  The woman dances for a while in a small circle, lifts her long hair off one breast and shows it to the men, offers it up with one hand. Then she lifts the long hair off the other breast. Finally, she flips the hair over her shoulders and stands close to the edge of the stage, shaking her breasts, leaning forward, and the men don’t applaud—just drink, stare. The music pounds. The woman unzips her cutoffs fast and then steps out of them. Black lace panties under that, naturally. She plays with her nipples while she dances, licking the tips of her fingers first, then dancing her fingers around the nipples in circles while she dances, also in circles. The nipples get hard, briefly, but they go soft and slack again when she stops touching them.

  The woman pulls the panties down to her knees, and her pubic hair is thick. She dances for a while with the underwear at her knees. She stumbles a little when she steps out of the panties, then picks them up and thr
ows them to a guy at a table in front of her. She puts her hands on her hips, legs spread, still dancing, but not well. She’s lost the rhythm. Maybe she isn’t listening to the music anymore. Then she pulls the lips apart with both hands, showing them the pale, shell-pink, and Gary squeezes my breast hard when she does that.
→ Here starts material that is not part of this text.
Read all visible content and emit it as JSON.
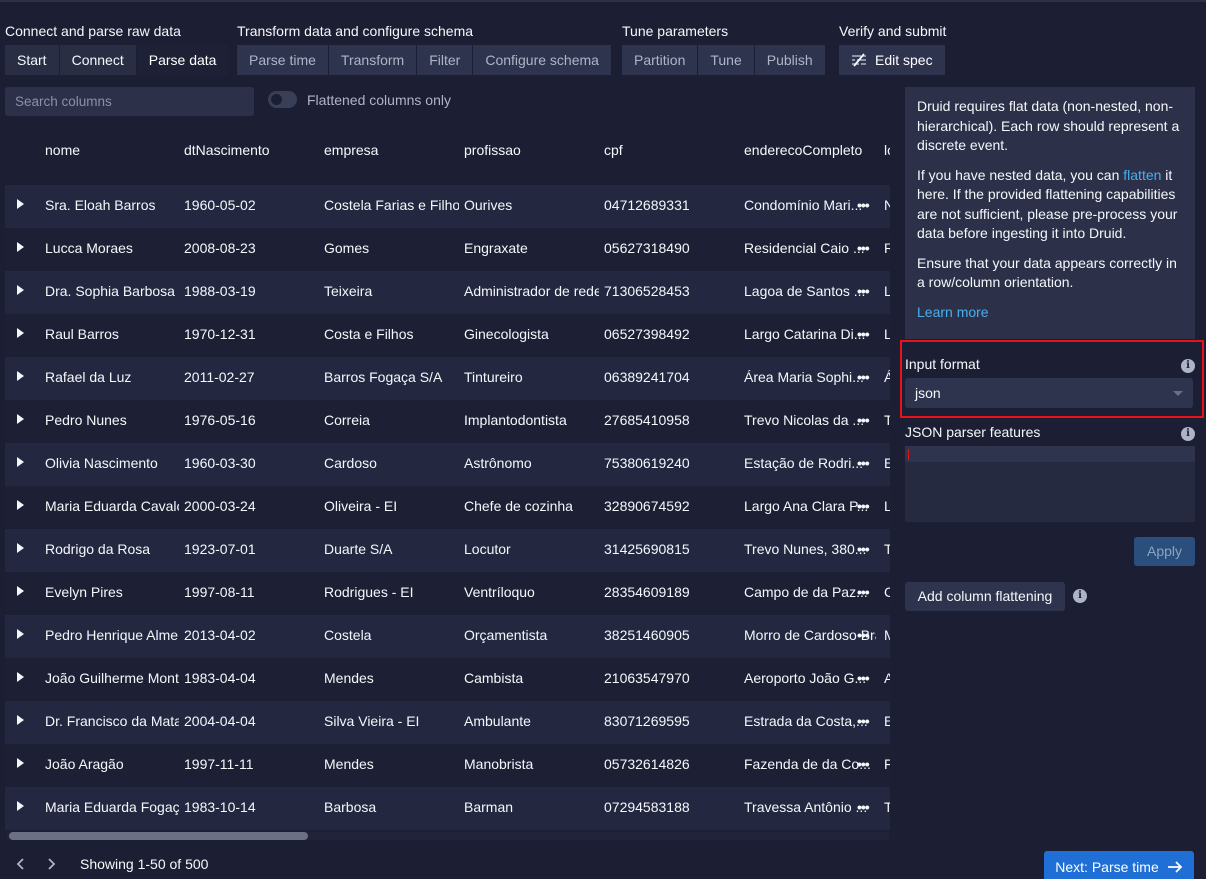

  Faded now, I can barely hear the music either, and I feel surprised when he touches me too hard. Surprised to be alive. I am reminded briefly of my own body, receding in the smoke, the blue-gray haze.

  When the music stops, the woman picks up her cutoffs, and the guy with her panties hands them back to her politely. She walks naked through the bar, but no one tries to touch her as she leaves. When she’s gone, the restroom door closing with a whoosh of air behind her, there is quiet applause.

  “I’ll be right back,” Gary says. “I’ll get you another drink.”

  Now that there’s nothing on the stage to look at, I stare into my glass. Ice melts oily into the whiskey. Maybe I’m already drunk. I feel a little like I’ve been shaken up, myself, in a glass. Gary’s left his pack of cigarettes on the table. I light one, and smoke curls out of my fist as if my fingers are on fire. When I’ve finished the drink, I want another, but Gary hasn’t come back.

  Behind me, there’s only the wall. Cinderblock and beige, and the man who argued with the stripper leans against that wall, his arms crossed over his chest, staring straight ahead, working a muscle high on his throat. I’m the only woman now in the room, and a few of the men up front have turned all the way around in their chairs to look at me. I don’t look back. Once, I saw a show cat on TV. Pure white fur and a rhinestone collar around its neck. Now, I feel like that show cat. Stretching casually. Letting the judges look. I keep my eyes on my empty glass, turn my nails over in my fist to appraise them myself. That cat, licking its paw.